Page and application data records

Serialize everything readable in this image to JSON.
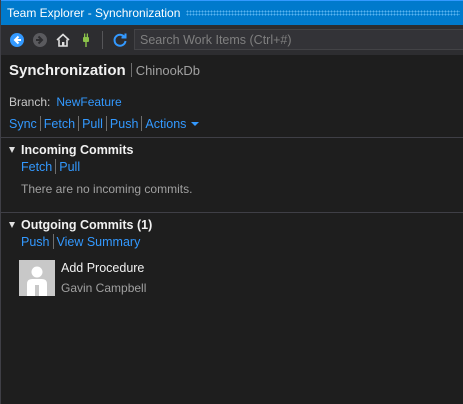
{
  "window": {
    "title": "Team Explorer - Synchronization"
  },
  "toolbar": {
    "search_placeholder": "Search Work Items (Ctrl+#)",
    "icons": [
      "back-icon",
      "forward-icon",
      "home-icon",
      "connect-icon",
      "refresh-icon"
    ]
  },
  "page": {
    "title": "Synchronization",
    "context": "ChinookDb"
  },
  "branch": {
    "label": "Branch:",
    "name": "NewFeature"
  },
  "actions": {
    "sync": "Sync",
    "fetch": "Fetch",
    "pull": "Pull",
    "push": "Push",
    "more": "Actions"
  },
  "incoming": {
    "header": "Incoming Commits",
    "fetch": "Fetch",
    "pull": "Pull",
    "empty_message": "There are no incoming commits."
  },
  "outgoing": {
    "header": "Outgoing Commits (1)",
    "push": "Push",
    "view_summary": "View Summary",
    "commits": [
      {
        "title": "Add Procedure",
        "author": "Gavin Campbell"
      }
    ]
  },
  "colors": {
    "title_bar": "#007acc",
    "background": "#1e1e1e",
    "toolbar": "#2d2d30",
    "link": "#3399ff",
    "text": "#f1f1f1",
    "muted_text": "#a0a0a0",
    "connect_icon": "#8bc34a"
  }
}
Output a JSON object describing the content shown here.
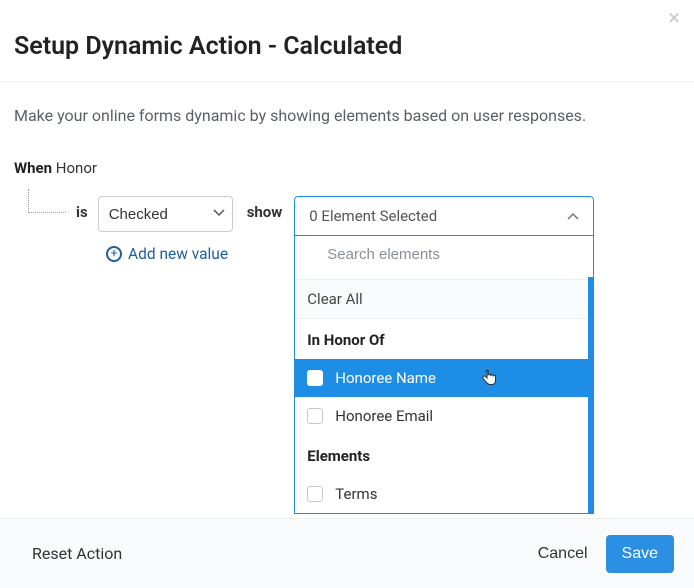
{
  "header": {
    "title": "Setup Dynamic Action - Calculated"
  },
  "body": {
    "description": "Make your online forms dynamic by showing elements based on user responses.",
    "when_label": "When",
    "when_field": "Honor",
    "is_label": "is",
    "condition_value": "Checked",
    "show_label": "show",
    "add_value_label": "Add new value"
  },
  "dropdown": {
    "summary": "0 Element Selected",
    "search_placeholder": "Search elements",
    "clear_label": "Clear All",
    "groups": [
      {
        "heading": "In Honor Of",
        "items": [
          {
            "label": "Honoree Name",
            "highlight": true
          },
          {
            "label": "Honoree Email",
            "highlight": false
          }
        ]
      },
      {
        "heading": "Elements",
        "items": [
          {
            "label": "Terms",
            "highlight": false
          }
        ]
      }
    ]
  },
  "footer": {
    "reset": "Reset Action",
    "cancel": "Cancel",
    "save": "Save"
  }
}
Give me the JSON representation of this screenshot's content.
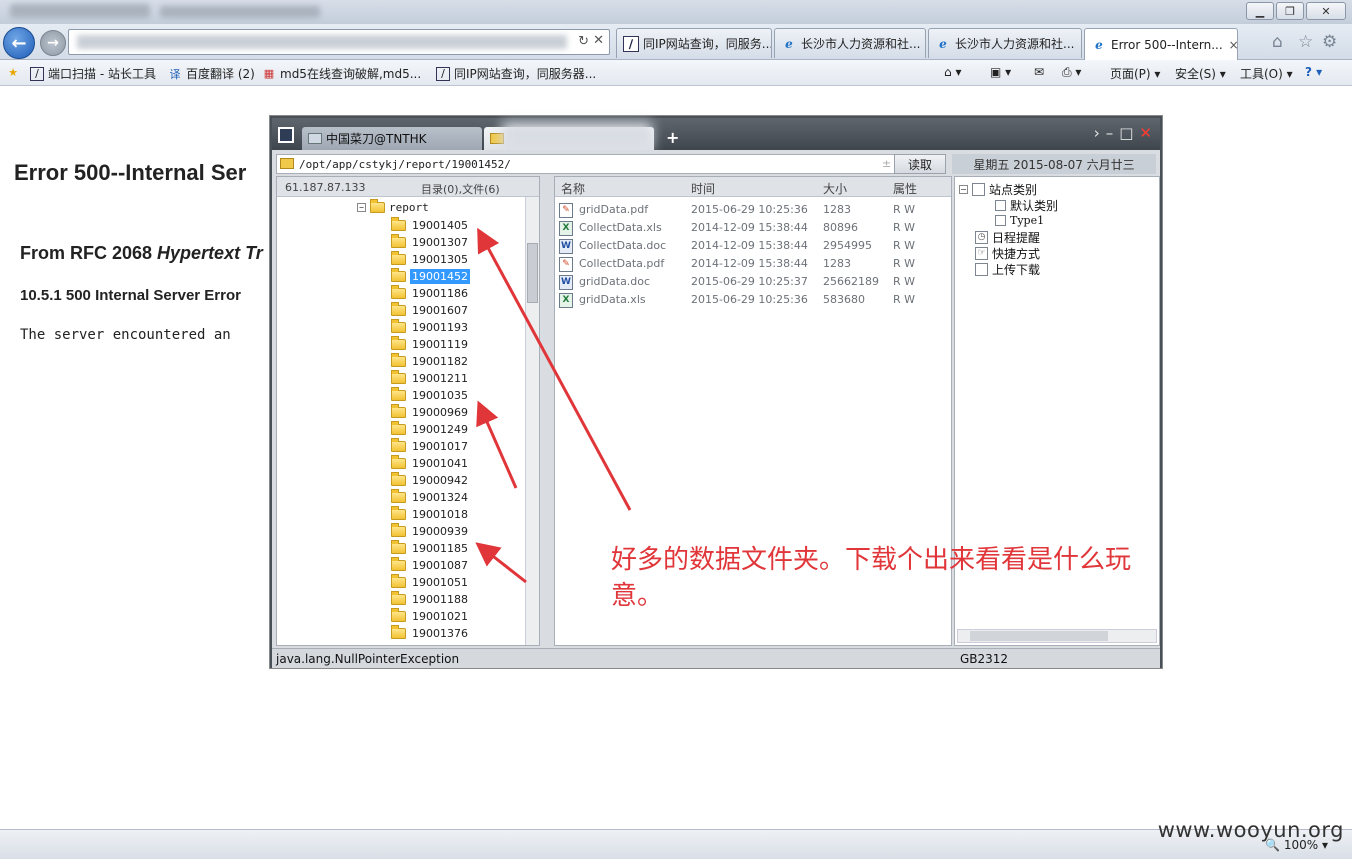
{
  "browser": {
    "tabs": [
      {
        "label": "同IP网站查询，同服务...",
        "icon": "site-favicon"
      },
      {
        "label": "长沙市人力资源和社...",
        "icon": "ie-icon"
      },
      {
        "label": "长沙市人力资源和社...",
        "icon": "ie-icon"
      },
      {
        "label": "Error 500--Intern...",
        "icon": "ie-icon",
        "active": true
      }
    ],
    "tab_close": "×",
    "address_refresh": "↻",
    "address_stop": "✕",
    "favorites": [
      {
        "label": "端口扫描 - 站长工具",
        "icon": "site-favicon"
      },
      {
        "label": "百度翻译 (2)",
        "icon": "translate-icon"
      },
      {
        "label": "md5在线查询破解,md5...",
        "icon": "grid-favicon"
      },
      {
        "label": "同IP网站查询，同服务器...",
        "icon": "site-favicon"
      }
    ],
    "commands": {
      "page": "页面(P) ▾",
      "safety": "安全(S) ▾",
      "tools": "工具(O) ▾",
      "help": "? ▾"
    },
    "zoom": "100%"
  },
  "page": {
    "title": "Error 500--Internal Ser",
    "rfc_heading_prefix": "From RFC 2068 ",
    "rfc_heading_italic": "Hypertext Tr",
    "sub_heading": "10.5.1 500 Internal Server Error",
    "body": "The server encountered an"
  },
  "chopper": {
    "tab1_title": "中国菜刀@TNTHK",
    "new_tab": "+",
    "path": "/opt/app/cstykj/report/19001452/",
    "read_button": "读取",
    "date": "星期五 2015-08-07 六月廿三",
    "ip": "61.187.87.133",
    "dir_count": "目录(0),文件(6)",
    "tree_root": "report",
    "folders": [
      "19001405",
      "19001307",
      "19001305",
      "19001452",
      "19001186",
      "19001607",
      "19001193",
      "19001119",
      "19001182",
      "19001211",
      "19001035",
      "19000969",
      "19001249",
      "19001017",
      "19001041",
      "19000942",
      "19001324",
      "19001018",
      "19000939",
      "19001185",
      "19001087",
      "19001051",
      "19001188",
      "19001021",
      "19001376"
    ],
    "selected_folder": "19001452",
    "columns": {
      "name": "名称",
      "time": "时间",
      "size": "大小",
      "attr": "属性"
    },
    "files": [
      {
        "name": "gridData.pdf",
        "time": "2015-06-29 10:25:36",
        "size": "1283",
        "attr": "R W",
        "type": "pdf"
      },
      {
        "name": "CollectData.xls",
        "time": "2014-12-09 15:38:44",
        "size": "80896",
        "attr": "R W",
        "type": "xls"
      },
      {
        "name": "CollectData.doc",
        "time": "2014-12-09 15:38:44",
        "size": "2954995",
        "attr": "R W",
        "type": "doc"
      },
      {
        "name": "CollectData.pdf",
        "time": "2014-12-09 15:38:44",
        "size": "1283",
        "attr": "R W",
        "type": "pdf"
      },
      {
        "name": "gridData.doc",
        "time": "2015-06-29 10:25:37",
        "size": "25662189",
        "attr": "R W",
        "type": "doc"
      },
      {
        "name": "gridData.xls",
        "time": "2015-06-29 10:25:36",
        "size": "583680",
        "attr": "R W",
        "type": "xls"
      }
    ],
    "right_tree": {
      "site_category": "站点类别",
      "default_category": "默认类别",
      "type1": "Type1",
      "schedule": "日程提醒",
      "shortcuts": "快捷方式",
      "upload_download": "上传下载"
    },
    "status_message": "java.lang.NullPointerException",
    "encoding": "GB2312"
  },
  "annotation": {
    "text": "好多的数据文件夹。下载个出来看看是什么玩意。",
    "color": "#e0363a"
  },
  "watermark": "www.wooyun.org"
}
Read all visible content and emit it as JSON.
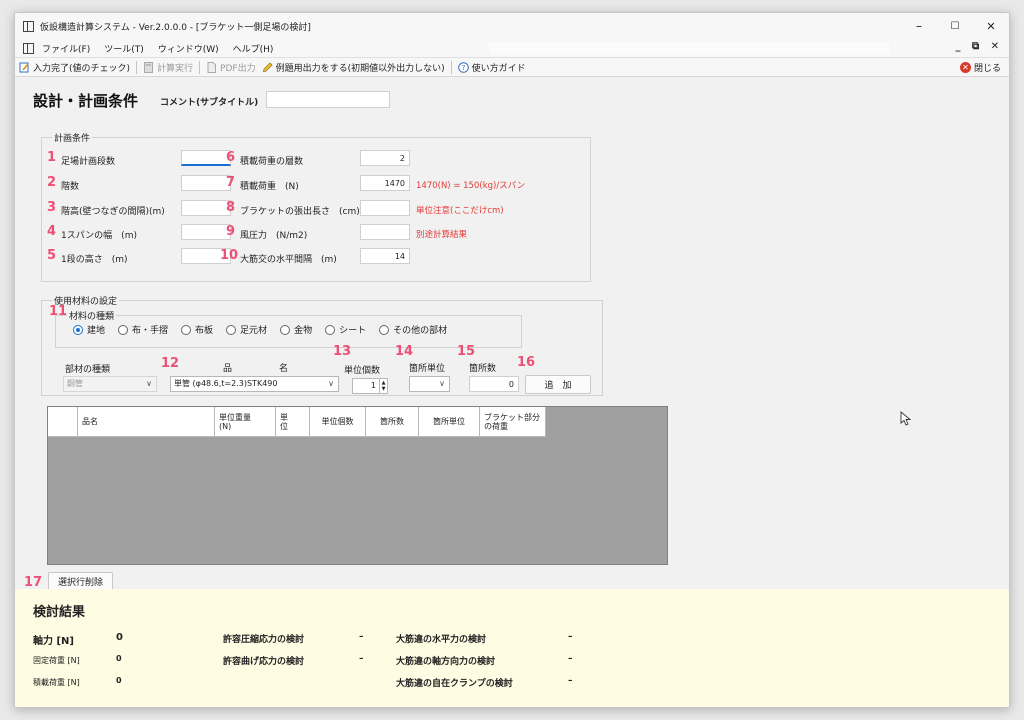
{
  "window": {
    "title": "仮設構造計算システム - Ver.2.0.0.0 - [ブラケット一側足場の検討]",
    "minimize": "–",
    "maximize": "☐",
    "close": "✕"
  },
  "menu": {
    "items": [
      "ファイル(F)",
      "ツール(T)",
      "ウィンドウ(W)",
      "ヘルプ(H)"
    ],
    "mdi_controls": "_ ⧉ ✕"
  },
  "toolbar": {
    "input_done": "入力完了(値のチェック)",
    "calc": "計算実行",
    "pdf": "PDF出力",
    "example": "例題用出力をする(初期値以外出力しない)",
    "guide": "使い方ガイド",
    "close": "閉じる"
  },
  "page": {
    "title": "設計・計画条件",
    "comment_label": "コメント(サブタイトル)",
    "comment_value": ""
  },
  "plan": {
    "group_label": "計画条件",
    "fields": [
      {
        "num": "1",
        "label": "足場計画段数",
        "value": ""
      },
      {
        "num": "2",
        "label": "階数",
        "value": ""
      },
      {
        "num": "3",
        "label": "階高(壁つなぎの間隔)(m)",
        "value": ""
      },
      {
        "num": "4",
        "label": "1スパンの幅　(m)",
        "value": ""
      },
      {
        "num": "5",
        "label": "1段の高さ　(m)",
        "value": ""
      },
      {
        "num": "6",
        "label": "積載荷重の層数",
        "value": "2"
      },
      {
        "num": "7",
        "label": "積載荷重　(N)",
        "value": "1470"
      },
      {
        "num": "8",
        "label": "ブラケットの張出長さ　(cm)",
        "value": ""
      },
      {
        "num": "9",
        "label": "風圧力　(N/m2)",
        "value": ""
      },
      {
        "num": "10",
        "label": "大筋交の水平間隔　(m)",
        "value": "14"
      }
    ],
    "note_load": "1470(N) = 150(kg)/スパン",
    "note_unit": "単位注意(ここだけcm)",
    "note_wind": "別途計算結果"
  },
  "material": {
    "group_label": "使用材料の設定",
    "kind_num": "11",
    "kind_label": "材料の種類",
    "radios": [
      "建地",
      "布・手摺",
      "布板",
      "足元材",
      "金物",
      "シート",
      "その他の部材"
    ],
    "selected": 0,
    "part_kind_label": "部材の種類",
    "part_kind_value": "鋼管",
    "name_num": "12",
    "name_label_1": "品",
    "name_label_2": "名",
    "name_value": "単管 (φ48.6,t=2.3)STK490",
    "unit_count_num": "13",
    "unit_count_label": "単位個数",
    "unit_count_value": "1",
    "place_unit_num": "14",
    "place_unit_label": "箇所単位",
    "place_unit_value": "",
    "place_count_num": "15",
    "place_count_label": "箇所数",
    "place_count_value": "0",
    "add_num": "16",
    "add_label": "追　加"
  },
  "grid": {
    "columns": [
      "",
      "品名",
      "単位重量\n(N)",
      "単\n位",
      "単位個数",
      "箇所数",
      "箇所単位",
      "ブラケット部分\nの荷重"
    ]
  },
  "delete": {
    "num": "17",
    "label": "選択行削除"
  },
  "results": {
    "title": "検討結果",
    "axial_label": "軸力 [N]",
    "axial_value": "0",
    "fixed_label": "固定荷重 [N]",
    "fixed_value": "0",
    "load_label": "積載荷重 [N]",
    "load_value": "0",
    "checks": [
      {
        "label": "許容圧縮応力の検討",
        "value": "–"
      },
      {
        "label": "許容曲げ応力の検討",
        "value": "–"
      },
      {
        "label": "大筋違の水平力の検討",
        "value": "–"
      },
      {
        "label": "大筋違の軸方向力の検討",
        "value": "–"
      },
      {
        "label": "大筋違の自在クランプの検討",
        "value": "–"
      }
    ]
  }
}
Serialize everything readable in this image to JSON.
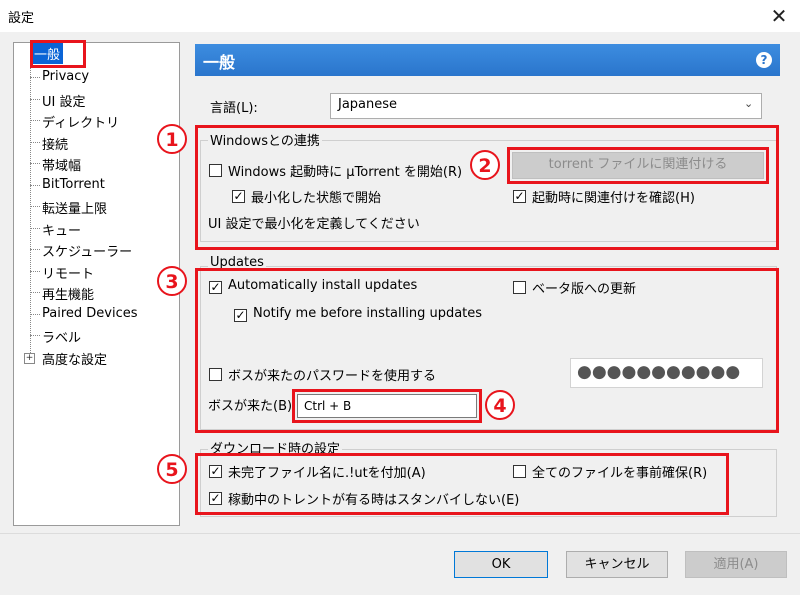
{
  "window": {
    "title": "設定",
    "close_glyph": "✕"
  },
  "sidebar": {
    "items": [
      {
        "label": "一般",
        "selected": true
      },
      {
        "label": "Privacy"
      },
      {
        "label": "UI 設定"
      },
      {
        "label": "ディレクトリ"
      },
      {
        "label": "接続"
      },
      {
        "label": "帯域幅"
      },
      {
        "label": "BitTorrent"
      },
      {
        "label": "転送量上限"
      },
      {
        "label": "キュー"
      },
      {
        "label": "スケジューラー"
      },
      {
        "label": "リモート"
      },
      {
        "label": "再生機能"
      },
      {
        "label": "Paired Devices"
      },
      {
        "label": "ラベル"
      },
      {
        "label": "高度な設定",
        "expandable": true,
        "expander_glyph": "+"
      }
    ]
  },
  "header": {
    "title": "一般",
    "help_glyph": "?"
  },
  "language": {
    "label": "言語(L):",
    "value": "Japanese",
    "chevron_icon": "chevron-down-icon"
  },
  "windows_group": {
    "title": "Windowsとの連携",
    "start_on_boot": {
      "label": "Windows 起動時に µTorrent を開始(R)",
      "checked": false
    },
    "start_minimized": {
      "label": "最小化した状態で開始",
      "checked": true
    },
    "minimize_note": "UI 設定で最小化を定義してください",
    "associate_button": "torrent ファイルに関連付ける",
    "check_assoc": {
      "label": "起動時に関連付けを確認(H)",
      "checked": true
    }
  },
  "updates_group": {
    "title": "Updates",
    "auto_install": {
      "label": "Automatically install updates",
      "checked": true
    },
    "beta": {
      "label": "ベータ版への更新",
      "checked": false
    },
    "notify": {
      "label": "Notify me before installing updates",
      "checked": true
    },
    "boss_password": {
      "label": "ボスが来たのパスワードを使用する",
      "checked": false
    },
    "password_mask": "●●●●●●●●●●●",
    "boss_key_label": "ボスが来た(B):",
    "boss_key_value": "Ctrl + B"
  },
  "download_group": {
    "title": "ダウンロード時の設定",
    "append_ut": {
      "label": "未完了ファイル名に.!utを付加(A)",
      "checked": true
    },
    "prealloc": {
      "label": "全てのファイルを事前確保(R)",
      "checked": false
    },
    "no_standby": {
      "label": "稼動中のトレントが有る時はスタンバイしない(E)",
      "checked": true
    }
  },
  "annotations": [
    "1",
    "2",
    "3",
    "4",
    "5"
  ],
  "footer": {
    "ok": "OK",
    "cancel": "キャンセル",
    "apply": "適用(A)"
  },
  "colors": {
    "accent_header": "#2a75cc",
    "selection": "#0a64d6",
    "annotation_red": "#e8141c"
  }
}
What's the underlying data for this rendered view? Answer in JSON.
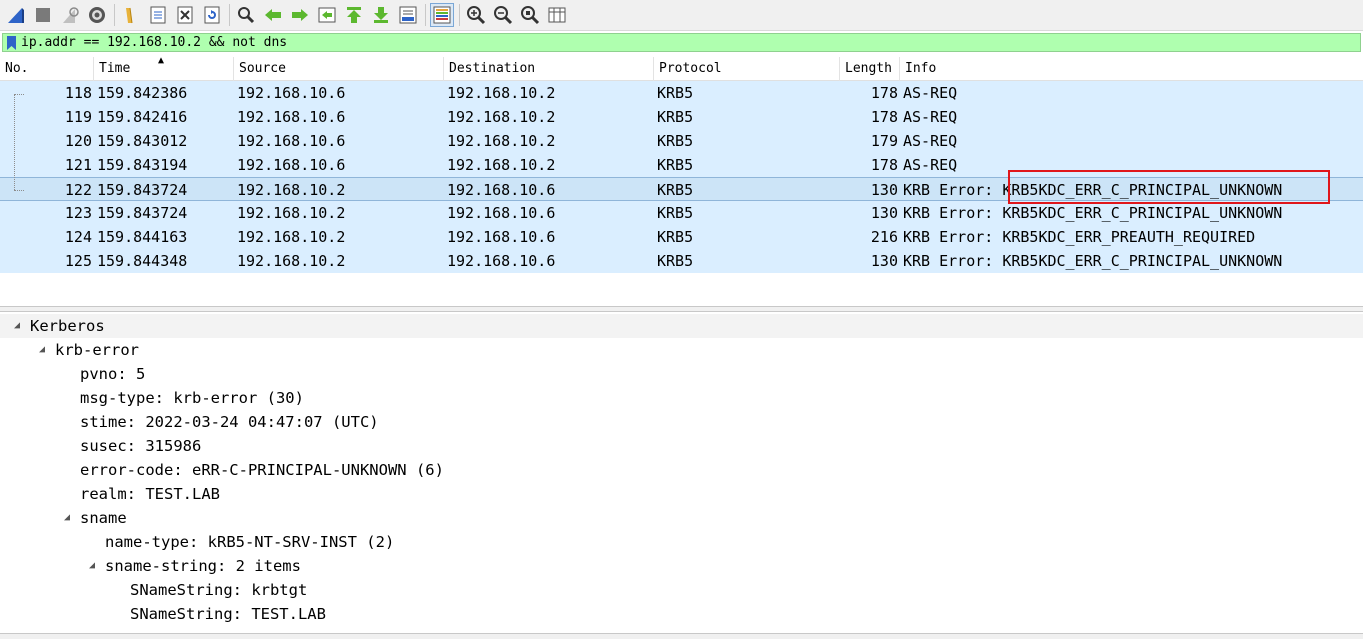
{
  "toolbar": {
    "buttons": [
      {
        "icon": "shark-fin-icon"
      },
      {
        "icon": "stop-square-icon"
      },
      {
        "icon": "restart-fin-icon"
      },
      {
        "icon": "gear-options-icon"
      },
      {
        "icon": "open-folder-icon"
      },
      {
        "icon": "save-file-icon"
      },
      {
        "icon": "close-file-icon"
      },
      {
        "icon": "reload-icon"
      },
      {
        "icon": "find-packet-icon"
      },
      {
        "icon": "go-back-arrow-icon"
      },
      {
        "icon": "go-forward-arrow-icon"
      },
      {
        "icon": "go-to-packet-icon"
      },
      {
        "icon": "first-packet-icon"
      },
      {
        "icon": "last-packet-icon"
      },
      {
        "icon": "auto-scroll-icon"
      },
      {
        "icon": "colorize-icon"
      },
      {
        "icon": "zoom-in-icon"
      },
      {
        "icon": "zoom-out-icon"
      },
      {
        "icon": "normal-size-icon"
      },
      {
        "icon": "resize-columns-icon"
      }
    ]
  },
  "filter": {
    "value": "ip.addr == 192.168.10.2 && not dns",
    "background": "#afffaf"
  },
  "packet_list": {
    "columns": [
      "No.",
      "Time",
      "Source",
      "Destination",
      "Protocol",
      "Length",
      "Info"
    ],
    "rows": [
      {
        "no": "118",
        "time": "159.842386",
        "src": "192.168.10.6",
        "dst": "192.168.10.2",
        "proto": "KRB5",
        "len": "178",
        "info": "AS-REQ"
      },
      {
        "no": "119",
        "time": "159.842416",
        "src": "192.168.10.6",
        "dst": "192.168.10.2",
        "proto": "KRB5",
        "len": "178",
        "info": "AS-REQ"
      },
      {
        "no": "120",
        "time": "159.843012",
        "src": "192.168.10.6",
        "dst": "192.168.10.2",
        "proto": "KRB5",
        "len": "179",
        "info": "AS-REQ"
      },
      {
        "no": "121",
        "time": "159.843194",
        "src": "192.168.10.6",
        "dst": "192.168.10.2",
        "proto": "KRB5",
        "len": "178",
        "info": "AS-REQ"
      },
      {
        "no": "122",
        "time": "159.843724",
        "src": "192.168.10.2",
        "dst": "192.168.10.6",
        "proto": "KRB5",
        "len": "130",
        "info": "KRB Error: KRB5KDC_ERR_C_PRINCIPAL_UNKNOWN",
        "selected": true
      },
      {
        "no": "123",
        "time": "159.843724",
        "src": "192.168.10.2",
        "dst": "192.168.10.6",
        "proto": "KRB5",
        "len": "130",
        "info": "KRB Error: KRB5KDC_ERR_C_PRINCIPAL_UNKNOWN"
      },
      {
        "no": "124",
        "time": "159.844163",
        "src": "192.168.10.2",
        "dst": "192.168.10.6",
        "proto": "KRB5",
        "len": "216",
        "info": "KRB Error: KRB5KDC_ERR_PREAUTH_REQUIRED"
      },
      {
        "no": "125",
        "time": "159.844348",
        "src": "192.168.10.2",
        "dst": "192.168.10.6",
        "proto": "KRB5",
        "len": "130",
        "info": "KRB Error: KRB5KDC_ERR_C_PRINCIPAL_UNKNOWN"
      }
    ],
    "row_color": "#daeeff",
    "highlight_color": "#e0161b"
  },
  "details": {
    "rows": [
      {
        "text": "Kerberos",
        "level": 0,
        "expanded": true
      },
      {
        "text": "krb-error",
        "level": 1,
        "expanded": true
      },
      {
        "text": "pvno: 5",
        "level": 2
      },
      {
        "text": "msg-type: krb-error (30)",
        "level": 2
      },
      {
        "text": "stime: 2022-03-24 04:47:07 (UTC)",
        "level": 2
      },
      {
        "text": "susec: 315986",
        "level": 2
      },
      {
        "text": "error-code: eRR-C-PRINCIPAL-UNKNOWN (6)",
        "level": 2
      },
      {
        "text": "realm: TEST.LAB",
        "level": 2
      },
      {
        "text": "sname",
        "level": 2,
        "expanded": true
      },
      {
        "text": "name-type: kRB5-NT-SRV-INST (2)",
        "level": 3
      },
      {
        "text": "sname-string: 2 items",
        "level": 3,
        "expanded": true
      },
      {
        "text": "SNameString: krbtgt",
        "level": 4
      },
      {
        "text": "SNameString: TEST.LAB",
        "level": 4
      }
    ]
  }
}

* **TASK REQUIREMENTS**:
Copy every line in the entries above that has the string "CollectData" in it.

* **TASK RESPONSE**:
        "name": "CollectData.xls",
        "name": "CollectData.doc",
        "name": "CollectData.pdf",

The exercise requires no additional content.